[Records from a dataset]
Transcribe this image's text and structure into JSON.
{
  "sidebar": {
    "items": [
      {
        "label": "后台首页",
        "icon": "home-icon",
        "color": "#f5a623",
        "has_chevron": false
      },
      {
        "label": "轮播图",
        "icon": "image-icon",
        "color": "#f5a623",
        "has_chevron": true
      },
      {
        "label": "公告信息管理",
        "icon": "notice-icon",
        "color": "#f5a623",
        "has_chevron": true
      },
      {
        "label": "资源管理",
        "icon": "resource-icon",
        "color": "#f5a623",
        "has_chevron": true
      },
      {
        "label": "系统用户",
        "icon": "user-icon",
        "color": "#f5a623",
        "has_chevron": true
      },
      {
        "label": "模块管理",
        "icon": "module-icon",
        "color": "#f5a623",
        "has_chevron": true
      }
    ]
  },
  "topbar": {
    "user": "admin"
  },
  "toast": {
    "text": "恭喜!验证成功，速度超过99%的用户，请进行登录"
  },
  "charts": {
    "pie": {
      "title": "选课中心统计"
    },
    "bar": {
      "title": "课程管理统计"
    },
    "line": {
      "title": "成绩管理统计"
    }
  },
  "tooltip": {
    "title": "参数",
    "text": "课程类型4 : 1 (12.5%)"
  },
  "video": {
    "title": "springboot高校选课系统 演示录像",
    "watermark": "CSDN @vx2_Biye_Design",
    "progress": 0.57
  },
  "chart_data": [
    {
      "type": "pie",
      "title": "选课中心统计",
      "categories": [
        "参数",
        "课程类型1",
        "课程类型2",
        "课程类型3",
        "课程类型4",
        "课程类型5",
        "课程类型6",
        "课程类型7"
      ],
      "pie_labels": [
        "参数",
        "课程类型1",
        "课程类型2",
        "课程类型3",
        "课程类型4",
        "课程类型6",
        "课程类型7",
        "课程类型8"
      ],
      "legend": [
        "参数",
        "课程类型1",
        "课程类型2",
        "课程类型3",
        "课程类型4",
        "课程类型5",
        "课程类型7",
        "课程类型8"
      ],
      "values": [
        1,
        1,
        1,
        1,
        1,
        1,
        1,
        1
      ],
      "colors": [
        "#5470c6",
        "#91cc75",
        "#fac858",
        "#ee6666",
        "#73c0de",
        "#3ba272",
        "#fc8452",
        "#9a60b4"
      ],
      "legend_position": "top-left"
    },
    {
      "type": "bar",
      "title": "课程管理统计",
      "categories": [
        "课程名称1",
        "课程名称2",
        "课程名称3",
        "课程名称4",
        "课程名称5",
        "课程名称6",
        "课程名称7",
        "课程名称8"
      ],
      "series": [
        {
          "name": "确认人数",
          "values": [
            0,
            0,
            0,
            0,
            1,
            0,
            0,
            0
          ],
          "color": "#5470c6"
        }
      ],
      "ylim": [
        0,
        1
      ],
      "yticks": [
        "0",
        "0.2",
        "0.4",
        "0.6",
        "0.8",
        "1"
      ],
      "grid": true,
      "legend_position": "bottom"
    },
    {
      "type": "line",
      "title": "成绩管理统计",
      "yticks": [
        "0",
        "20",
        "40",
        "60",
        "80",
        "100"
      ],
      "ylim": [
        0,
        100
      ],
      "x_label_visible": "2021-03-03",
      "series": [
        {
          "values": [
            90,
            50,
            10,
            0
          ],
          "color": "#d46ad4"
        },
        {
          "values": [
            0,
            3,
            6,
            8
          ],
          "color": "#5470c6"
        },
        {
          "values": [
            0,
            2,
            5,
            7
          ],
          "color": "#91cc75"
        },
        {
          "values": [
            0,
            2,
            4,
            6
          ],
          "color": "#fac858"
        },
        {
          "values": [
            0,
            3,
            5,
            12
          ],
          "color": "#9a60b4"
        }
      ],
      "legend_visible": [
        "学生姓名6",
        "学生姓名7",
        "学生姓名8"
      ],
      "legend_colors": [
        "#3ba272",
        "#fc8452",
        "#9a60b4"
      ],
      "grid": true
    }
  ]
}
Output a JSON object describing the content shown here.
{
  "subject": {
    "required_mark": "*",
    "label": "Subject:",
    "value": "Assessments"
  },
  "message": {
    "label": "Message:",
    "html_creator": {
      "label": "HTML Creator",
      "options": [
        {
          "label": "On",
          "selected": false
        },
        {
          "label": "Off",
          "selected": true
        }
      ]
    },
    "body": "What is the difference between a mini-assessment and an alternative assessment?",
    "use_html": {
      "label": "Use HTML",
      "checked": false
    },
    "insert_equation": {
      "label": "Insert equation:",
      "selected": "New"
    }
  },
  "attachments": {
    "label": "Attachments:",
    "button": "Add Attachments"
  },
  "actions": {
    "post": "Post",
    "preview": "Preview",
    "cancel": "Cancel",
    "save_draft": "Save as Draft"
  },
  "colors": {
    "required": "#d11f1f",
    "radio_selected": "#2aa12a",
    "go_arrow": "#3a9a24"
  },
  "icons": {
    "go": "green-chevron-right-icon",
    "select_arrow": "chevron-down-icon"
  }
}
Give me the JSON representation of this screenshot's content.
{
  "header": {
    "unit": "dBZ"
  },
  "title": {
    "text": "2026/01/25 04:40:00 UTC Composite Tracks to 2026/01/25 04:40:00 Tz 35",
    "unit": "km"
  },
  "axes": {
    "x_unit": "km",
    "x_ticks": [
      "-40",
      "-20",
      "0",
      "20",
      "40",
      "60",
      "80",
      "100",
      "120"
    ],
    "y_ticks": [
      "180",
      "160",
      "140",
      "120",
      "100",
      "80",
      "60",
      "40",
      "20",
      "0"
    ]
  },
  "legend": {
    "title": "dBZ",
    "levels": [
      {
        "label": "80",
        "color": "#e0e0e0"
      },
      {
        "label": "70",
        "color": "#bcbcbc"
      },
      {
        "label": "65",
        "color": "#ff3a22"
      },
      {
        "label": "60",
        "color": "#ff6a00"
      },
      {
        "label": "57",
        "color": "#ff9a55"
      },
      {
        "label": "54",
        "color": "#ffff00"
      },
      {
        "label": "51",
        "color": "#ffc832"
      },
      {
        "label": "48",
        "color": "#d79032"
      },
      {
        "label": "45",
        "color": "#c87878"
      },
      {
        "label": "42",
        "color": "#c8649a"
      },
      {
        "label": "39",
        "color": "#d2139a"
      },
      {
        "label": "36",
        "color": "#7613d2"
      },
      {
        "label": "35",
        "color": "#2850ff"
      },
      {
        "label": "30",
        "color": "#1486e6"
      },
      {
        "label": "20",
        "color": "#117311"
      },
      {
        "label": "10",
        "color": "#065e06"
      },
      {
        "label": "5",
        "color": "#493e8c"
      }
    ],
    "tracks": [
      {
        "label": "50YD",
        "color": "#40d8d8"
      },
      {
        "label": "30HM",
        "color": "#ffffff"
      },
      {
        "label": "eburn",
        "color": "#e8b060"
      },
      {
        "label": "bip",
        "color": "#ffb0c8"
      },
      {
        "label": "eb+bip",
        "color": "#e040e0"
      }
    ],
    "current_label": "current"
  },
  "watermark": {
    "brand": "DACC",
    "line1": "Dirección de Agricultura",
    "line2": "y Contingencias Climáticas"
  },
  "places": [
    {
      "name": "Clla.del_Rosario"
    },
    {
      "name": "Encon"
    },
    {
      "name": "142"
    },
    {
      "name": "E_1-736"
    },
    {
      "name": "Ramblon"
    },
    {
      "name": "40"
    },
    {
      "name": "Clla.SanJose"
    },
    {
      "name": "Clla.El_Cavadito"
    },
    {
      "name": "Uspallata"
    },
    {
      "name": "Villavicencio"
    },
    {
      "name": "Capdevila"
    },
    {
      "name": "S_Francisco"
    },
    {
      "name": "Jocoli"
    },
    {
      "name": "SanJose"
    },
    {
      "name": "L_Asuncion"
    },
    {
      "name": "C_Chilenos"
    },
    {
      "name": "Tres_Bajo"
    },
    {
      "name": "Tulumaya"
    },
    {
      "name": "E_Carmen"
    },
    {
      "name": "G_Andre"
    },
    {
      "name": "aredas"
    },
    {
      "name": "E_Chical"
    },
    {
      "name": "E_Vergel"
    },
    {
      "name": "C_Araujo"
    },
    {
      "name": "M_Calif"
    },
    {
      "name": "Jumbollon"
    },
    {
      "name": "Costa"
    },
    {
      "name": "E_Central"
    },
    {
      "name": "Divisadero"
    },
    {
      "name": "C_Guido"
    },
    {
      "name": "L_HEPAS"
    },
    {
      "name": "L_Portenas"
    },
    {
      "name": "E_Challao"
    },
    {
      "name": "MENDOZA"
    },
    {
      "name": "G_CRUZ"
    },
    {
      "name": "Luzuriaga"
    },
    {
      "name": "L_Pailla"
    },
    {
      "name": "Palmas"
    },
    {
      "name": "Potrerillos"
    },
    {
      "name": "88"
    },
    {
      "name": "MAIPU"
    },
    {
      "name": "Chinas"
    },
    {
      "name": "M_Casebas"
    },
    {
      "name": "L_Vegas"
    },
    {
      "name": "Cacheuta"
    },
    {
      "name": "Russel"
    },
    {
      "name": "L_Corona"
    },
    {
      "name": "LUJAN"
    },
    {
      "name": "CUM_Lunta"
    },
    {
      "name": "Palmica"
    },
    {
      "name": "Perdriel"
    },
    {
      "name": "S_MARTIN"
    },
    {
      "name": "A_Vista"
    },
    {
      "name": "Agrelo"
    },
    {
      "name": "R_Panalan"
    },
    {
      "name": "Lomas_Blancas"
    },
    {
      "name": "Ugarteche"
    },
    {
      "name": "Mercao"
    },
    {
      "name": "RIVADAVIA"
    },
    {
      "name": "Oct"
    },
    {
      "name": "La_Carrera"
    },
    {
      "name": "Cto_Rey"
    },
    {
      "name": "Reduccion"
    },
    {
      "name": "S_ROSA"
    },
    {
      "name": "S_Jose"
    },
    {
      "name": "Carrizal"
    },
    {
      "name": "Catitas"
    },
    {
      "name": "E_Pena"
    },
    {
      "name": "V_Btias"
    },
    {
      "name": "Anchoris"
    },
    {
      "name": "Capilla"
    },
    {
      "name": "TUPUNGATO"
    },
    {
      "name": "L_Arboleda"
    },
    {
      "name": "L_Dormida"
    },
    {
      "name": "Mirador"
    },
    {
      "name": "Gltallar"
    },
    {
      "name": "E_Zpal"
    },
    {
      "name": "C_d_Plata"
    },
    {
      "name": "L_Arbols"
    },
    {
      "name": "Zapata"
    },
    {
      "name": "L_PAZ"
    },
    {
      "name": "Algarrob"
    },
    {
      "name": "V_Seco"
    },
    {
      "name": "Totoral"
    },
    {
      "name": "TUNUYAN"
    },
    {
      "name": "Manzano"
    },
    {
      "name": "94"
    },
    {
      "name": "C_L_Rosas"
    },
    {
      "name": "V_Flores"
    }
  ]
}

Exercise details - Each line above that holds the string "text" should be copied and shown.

Response -
Transcribe this image's text and structure into JSON.
    "text": "恭喜!验证成功，速度超过99%的用户，请进行登录"
    "text": "课程类型4 : 1 (12.5%)"
    "text": "2026/01/25 04:40:00 UTC Composite Tracks to 2026/01/25 04:40:00 Tz 35",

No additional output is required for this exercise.